In short, the more frequently you can “touch” your potential audience with a message, the better it will stick. If that message is coming from more sources than just you, it also carries greater social proof—meaning it feels more authentic to the reader. So including D2D’s New Release Notifications as part of your announcement strategy will give you a bit of a boost by increasing the number of touch points.
Send readers to all the right places
Getting readers to your books can get tricky if you’ve gone wide with distribution, rather than staying exclusive to any given vendor. D2D obviously maintains that wide distribution is the best long-term strategy for an author career, but we admit it can add a layer of complexity when it comes to shuffling readers to the reading platform of their choice.
One means of helping with this, and bulking up your platform at the same time, would be to build a landing page on your website that has links to all of your books in all of their various storefronts. Now, when you’re marketing, you only have to send out one link, and readers can choose their storefront of choice.
The downside to this strategy is that it can get ugly, cumbersome, and even confusing, real quick. If you have more than a couple of books, you’ll end up with dozens and maybe hundreds of links on one page. And if something changes—a vendor goes out of business or changes the way they handle product pages or any number of other tweaks—you may end up with dozens of broken links that have to be updated manually.
Of course, we have an app for that.
A final D2D platform-building tool is our Universal Book Links. Every time you upload a book to Draft2Digital, we automatically generate a UBL that helps readers find your book on any storefront they prefer.
You can manage your UBLs from the dashboard at books2read.com, where you can customize the URL, add affiliate links for various online stores, track how many clicks you’re getting, and add new stores as they come online.
UBLs are a great platform-building resource, because you can use just one link to send every reader to anyplace your book appears online. No confusing or ugly link lists on your website, and you can use just one link in emails, social media posts, and even print advertising.
THE POINT IS MAKING YOURSELF EASY TO FIND
Author platforms really boil down to one thing: Making yourself ‘discoverable’ to readers.
Since readers are the customers of your work, what could be more important?

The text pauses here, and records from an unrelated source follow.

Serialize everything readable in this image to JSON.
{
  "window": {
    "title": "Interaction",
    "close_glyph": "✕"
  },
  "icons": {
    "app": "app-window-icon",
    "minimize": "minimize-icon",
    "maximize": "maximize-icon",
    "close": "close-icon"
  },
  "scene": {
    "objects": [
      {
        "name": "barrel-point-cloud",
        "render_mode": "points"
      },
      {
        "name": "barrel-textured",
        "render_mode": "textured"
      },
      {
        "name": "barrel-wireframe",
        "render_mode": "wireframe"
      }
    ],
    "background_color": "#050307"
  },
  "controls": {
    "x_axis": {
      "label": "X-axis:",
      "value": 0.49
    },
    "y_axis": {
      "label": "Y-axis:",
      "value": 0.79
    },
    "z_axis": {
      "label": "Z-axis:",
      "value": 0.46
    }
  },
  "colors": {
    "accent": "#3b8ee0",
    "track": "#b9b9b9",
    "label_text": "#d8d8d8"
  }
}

It’s worth taking the time to examine all your existing resources and options, and find as many ways to reach out to your potential readers as you can possibly determine. You’ll also want to spend time looking at other options—studying how other authors have built their own platforms, how they interact and utilize that network, and how you might be able to implement those same resources in your own business.
As long as you keep in mind the goals, rules, and best practices we’ve mentioned here, you’ll find that you can make steady progress on building up your own author platform.

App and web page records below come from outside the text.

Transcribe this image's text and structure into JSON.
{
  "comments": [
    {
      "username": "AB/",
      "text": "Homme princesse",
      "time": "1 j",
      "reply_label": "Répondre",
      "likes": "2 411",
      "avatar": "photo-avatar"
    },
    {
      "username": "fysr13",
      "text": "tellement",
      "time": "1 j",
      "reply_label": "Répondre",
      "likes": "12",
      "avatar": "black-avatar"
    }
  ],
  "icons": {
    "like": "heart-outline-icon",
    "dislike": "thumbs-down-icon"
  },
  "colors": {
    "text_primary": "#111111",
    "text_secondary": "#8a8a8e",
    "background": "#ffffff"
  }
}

Just remember, as with all marketing, small and incremental efforts add up over time. Do a little something every day to help build your platform and you’ll eventually be one of those success stories everyone else studies and learns from.
*Indie Author Constitution forthcoming